Plastic surgery can take place over several episodes of time as often scars, skin grafts and flaps can take time to remodel themselves and may need to be refashioned as some areas can appear bulky and prevent such simple things as wearing shoes or types of clothes. Plastic Surgery takes a comprehensive view of your wound and lifestyle and you will have a consultation in the outpatients department where a close examination of your wound would be performed. You will have possibly more than one option to discuss and choose, and you will be given a chance to ask questions on healing times and what to expect afterwards.

You should always have realistic expectations regarding any further surgery to either correct or reconstruct your injured areas and wound. By closing one wound it involves creating another one, which is called a donor area.
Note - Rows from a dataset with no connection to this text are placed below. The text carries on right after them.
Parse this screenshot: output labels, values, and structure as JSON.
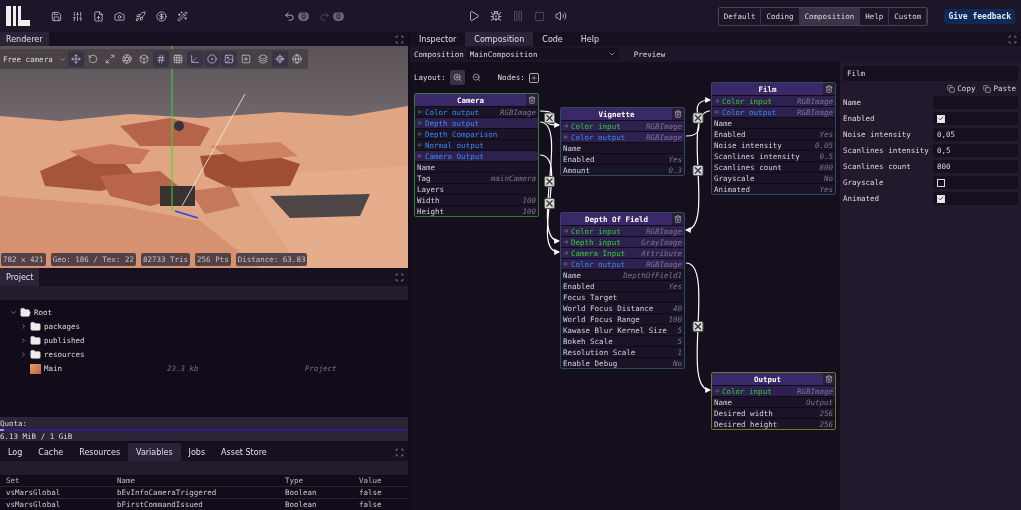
{
  "toolbar": {
    "undo_count": "0",
    "redo_count": "0",
    "layouts": [
      {
        "label": "Default",
        "selected": false
      },
      {
        "label": "Coding",
        "selected": false
      },
      {
        "label": "Composition",
        "selected": true
      },
      {
        "label": "Help",
        "selected": false
      },
      {
        "label": "Custom",
        "selected": false
      }
    ],
    "feedback": "Give feedback"
  },
  "renderer": {
    "tab": "Renderer",
    "camera": "Free camera",
    "tools": [
      {
        "selected": true
      },
      {
        "selected": false
      },
      {
        "selected": false
      },
      {
        "selected": false
      },
      {
        "selected": false
      },
      {
        "selected": true
      },
      {
        "selected": false
      },
      {
        "selected": true
      },
      {
        "selected": true
      },
      {
        "selected": true
      },
      {
        "selected": false
      },
      {
        "selected": false
      },
      {
        "selected": true
      },
      {
        "selected": false
      }
    ],
    "stats": [
      "782 x 421",
      "Geo: 186 / Tex: 22",
      "82733 Tris",
      "256 Pts",
      "Distance: 63.83"
    ]
  },
  "project": {
    "tab": "Project",
    "tree": [
      {
        "label": "Root",
        "kind": "folder",
        "expanded": true,
        "children": [
          {
            "label": "packages",
            "kind": "folder",
            "expanded": false
          },
          {
            "label": "published",
            "kind": "folder",
            "expanded": false
          },
          {
            "label": "resources",
            "kind": "folder",
            "expanded": false
          },
          {
            "label": "Main",
            "kind": "file",
            "size": "23.3 kb",
            "type": "Project"
          }
        ]
      }
    ],
    "quota_label": "Quota:",
    "quota": "6.13 MiB / 1 GiB",
    "quota_bar": {
      "level": 0.006
    }
  },
  "bottom": {
    "tabs": [
      {
        "label": "Log",
        "selected": false
      },
      {
        "label": "Cache",
        "selected": false
      },
      {
        "label": "Resources",
        "selected": false
      },
      {
        "label": "Variables",
        "selected": true
      },
      {
        "label": "Jobs",
        "selected": false
      },
      {
        "label": "Asset Store",
        "selected": false
      }
    ],
    "columns": [
      "Set",
      "Name",
      "Type",
      "Value"
    ],
    "rows": [
      [
        "vsMarsGlobal",
        "bEvInfoCameraTriggered",
        "Boolean",
        "false"
      ],
      [
        "vsMarsGlobal",
        "bFirstCommandIssued",
        "Boolean",
        "false"
      ]
    ]
  },
  "editor": {
    "tabs": [
      {
        "label": "Inspector",
        "selected": false
      },
      {
        "label": "Composition",
        "selected": true
      },
      {
        "label": "Code",
        "selected": false
      },
      {
        "label": "Help",
        "selected": false
      }
    ],
    "composition_label": "Composition",
    "composition": "MainComposition",
    "preview": "Preview",
    "layout_label": "Layout:",
    "nodes_label": "Nodes:",
    "nodes": [
      {
        "title": "Camera",
        "color": "#2e7d32",
        "rows": [
          {
            "kind": "output",
            "label": "Color output",
            "value": "RGBImage",
            "highlighted": false
          },
          {
            "kind": "output",
            "label": "Depth output",
            "highlighted": true
          },
          {
            "kind": "output",
            "label": "Depth Comparison",
            "highlighted": false
          },
          {
            "kind": "output",
            "label": "Normal output",
            "highlighted": false
          },
          {
            "kind": "output",
            "label": "Camera Output",
            "highlighted": true
          },
          {
            "kind": "property",
            "label": "Name"
          },
          {
            "kind": "property",
            "label": "Tag",
            "value": "mainCamera"
          },
          {
            "kind": "property",
            "label": "Layers"
          },
          {
            "kind": "property",
            "label": "Width",
            "value": "100"
          },
          {
            "kind": "property",
            "label": "Height",
            "value": "100"
          }
        ]
      },
      {
        "title": "Vignette",
        "color": "#2f4a5e",
        "rows": [
          {
            "kind": "input",
            "label": "Color input",
            "value": "RGBImage",
            "highlighted": true
          },
          {
            "kind": "output",
            "label": "Color output",
            "value": "RGBImage",
            "highlighted": true
          },
          {
            "kind": "property",
            "label": "Name"
          },
          {
            "kind": "property",
            "label": "Enabled",
            "value": "Yes"
          },
          {
            "kind": "property",
            "label": "Amount",
            "value": "0.3"
          }
        ]
      },
      {
        "title": "Film",
        "color": "#2f4a5e",
        "rows": [
          {
            "kind": "input",
            "label": "Color input",
            "value": "RGBImage",
            "highlighted": true
          },
          {
            "kind": "output",
            "label": "Color output",
            "value": "RGBImage",
            "highlighted": true
          },
          {
            "kind": "property",
            "label": "Name"
          },
          {
            "kind": "property",
            "label": "Enabled",
            "value": "Yes"
          },
          {
            "kind": "property",
            "label": "Noise intensity",
            "value": "0.05"
          },
          {
            "kind": "property",
            "label": "Scanlines intensity",
            "value": "0.5"
          },
          {
            "kind": "property",
            "label": "Scanlines count",
            "value": "800"
          },
          {
            "kind": "property",
            "label": "Grayscale",
            "value": "No"
          },
          {
            "kind": "property",
            "label": "Animated",
            "value": "Yes"
          }
        ]
      },
      {
        "title": "Depth Of Field",
        "color": "#2f4a5e",
        "rows": [
          {
            "kind": "input",
            "label": "Color input",
            "value": "RGBImage",
            "highlighted": true
          },
          {
            "kind": "input",
            "label": "Depth input",
            "value": "GrayImage",
            "highlighted": true
          },
          {
            "kind": "input",
            "label": "Camera Input",
            "value": "Attribute",
            "highlighted": true
          },
          {
            "kind": "output",
            "label": "Color output",
            "value": "RGBImage",
            "highlighted": true
          },
          {
            "kind": "property",
            "label": "Name",
            "value": "DepthOfField1"
          },
          {
            "kind": "property",
            "label": "Enabled",
            "value": "Yes"
          },
          {
            "kind": "property",
            "label": "Focus Target"
          },
          {
            "kind": "property",
            "label": "World Focus Distance",
            "value": "40"
          },
          {
            "kind": "property",
            "label": "World Focus Range",
            "value": "100"
          },
          {
            "kind": "property",
            "label": "Kawase Blur Kernel Size",
            "value": "5"
          },
          {
            "kind": "property",
            "label": "Bokeh Scale",
            "value": "5"
          },
          {
            "kind": "property",
            "label": "Resolution Scale",
            "value": "1"
          },
          {
            "kind": "property",
            "label": "Enable Debug",
            "value": "No"
          }
        ]
      },
      {
        "title": "Output",
        "color": "#76742a",
        "rows": [
          {
            "kind": "input",
            "label": "Color input",
            "value": "RGBImage",
            "highlighted": true
          },
          {
            "kind": "property",
            "label": "Name",
            "value": "Output"
          },
          {
            "kind": "property",
            "label": "Desired width",
            "value": "256"
          },
          {
            "kind": "property",
            "label": "Desired height",
            "value": "256"
          }
        ]
      }
    ]
  },
  "inspector": {
    "title": "Film",
    "copy": "Copy",
    "paste": "Paste",
    "fields": [
      {
        "kind": "text",
        "label": "Name"
      },
      {
        "kind": "checkbox",
        "label": "Enabled",
        "checked": true
      },
      {
        "kind": "text",
        "label": "Noise intensity",
        "value": "0,05"
      },
      {
        "kind": "text",
        "label": "Scanlines intensity",
        "value": "0,5"
      },
      {
        "kind": "text",
        "label": "Scanlines count",
        "value": "800"
      },
      {
        "kind": "checkbox",
        "label": "Grayscale",
        "checked": false
      },
      {
        "kind": "checkbox",
        "label": "Animated",
        "checked": true
      }
    ]
  }
}
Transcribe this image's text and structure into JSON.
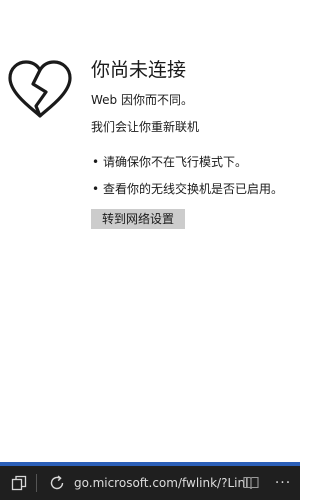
{
  "error": {
    "title": "你尚未连接",
    "subtitle": "Web 因你而不同。",
    "hint": "我们会让你重新联机",
    "bullets": [
      "请确保你不在飞行模式下。",
      "查看你的无线交换机是否已启用。"
    ],
    "bullet_glyph": "•",
    "settings_button": "转到网络设置"
  },
  "addressbar": {
    "url": "go.microsoft.com/fwlink/?LinI",
    "more_glyph": "···",
    "accent_color": "#2b5fb8",
    "background_color": "#1f1f1f"
  },
  "icons": [
    "broken-heart-icon",
    "tabs-icon",
    "refresh-icon",
    "reading-view-icon",
    "more-icon"
  ]
}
Donor areas are where skin grafts and or muscle flaps are taken from one part of your body to close the other area that may have either been hard to heal or where your injury needs to be reconstructed. Although the plastic surgeons do their best, you must understand that the results afterwards may not be what your body looked like before your injury and some people may need more reconstructive surgery than others as this type of surgery can often take time and mean spending more periods in hospital. A good way of reinforcing what you have been told is information leaflets you may be given to read whilst you see the plastic surgeons or while you are in hospital. Often these will have links to further information found on the internet or other areas you can ask for more information.

Your follow up may initially be at the hospital where you had plastic surgery. Many plastic surgery units have their own dedicated dressing clinics which are run by specialised plastic surgery nurses. These nurses, like their Tissue Viability colleagues, have a great deal of experience in managing wounds in their early stages and beyond. They can give you and your family sound advice on what to expect at home. They can refer you to the Tissue Viability nurses in your local area and often share wound care with them until your wound has healed or until you return to see the plastic surgeons.

Often people will look at internet search engines to find answers to questions. In most cases this is a good way of finding out more information and what support you can find from others who may have the same questions that you have or have suffered similar situations. However you should be aware that some of this information may be for certain types of surgery that may be carried out in other countries or may not be suitable for you or be carried out on the NHS.

Above all, don’t be afraid to ask questions, health care professionals have a wealth of experience and if they do not know the answer they can find someone who can, or point you in the right direction. Remember you aren’t alone, though at times you may feel that you are, there are self-help groups and often other services you can access via the trauma network or via your GP.

This information was provided by Daren Edwards MBE RGN, Lead Nurse for Burns & Plastic Surgery at the Royal London Hospital